When it comes to gameplay, exploration in this title is highly rewarding. There is a plethora of quests and treasures hidden throughout the world, and it really rewards you for searching every corner. The game boasts that you can trade with every NPC in the world and, while that is true, a lot of characters in one area share their stock, and a lot of NPCs will repeat dialogue, which makes the experience a bit more dull. Speaking of which, if you are the type of RPG player who wants a Diablo hack n’ slash title, you will NOT find it with Divinity. There are sections of the game where you could go hours at a time without a battle, talking to every NPC about several topics to try and get information and quests. Pacing is admittedly not Divinity’s strong point, but in my experience, very few games of this type succeed fully at this.
Like most games of this type, Divinity: Original sin is based very strongly on tabletop RPGs, and, because of this, I was highly impressed and interested in how they implemented certain mechanics. I already mentioned the game’s unique persuasion system above, but there are other fun occurences as well. For example, your perception stat increases your chance for rare drops and finding money because the thought is that, with a high perception, you are more likely to see it. Also implemented into the game is the ability to not only pick locks, but to smash them open with your weapon, so you aren’t forced to have a rogue in your party just because you don’t want to miss out on treasure. There are also sneaking mechanics that allow you to see your opponents line of vision, and if you walk into it you are immediately spotted. NPCs keep a tally on whether or not they like you based on your actions. It all fits well together to make one of the best examples of tabletop gaming fully realized in a PC title without being too bogged down, and the experience really shines because of it.
Of course, what is an RPG without combat? Divinity: Original Sin implements a turn-based system taken, once again, right out of tabletop RPGs. You have an ability point bar that fills every round, and every action from moving to attacking takes points. This makes combat highly strategic as terrain, attack range, area of effect and flanking all need to be taken into account with every move you make. The game adds even more to combat by taking weather effects into account.

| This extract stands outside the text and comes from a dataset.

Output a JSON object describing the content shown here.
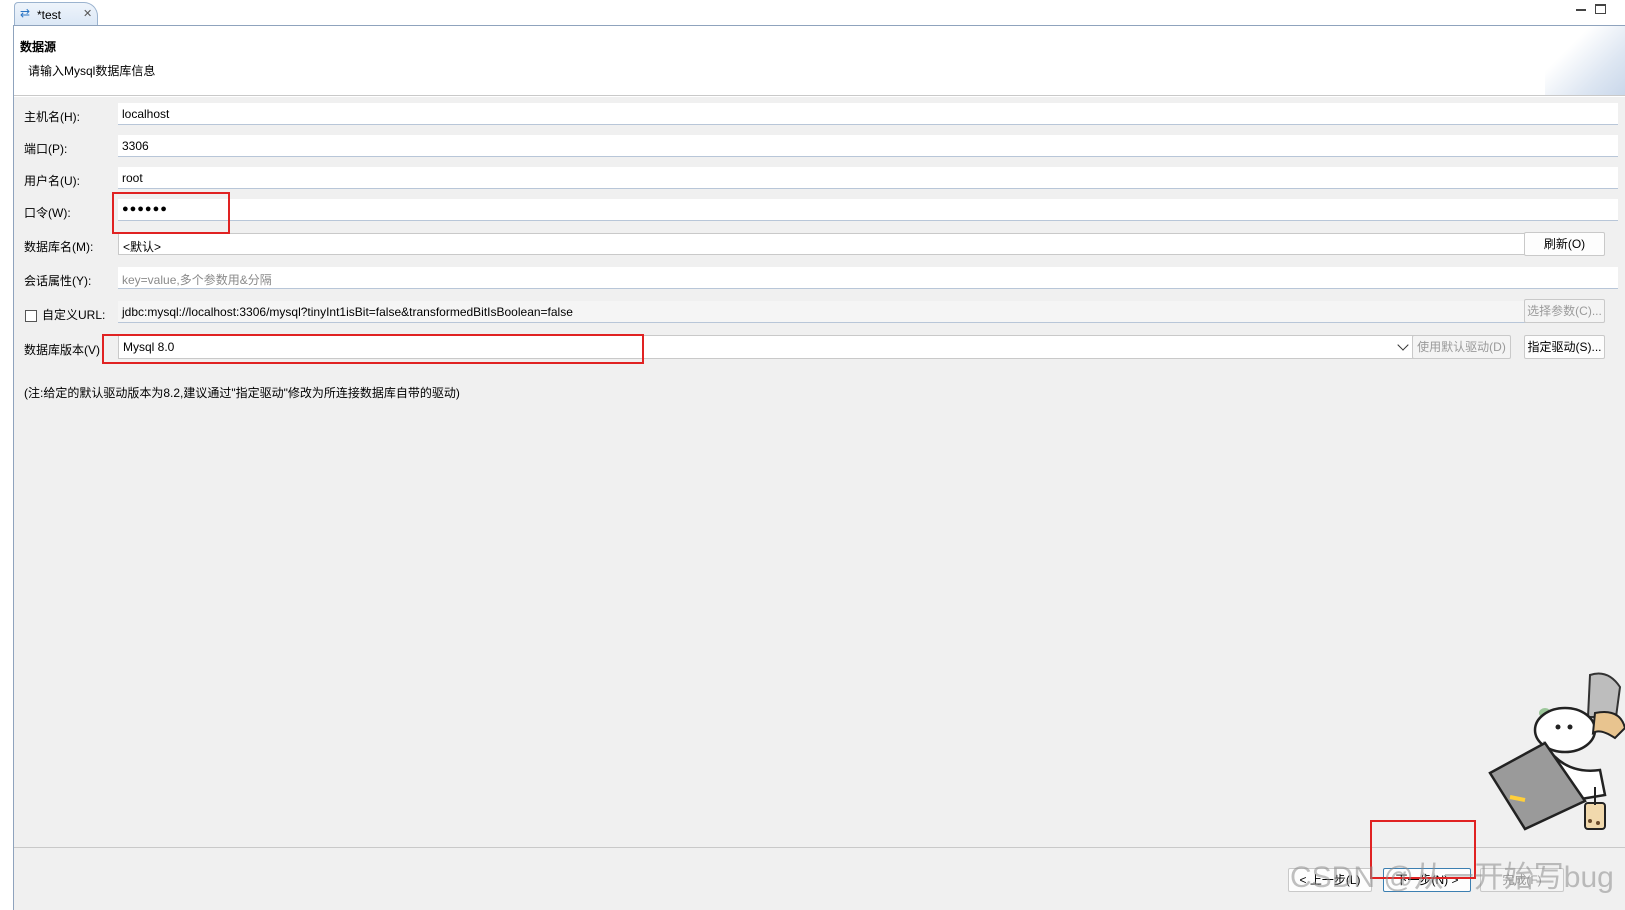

For example, fire becomes dramatically less effective when it’s raining, yet fire can also temporarily dissipate poison clouds. All of these small details truly made the game feel alive and made it a fun challenge, as well.
Divinity: Original Sin is easily one of the best RPGs I’ve played in a while, and that is due to the fact that it puts fun first. While it may not be as deep in the story department as say, something like Dragon Age: Origins, it makes up for it with charm and wit. This game has countless hours of gameplay if you are willing to experiment with the character classes. It took me about 80 hours for a single playthrough as it is, though I was very thorough. The game costs $40 and is worth every penny. Now if you will excuse me, I’m going to indulge myself by playing all of the previous Divinity titles that I’ve purchased since starting this review. Congratulations, Larian Studios, you’ve truly made a fan out of me.
Review copy provided by publisher
Divinity: Original SinLarian StudiosPCReview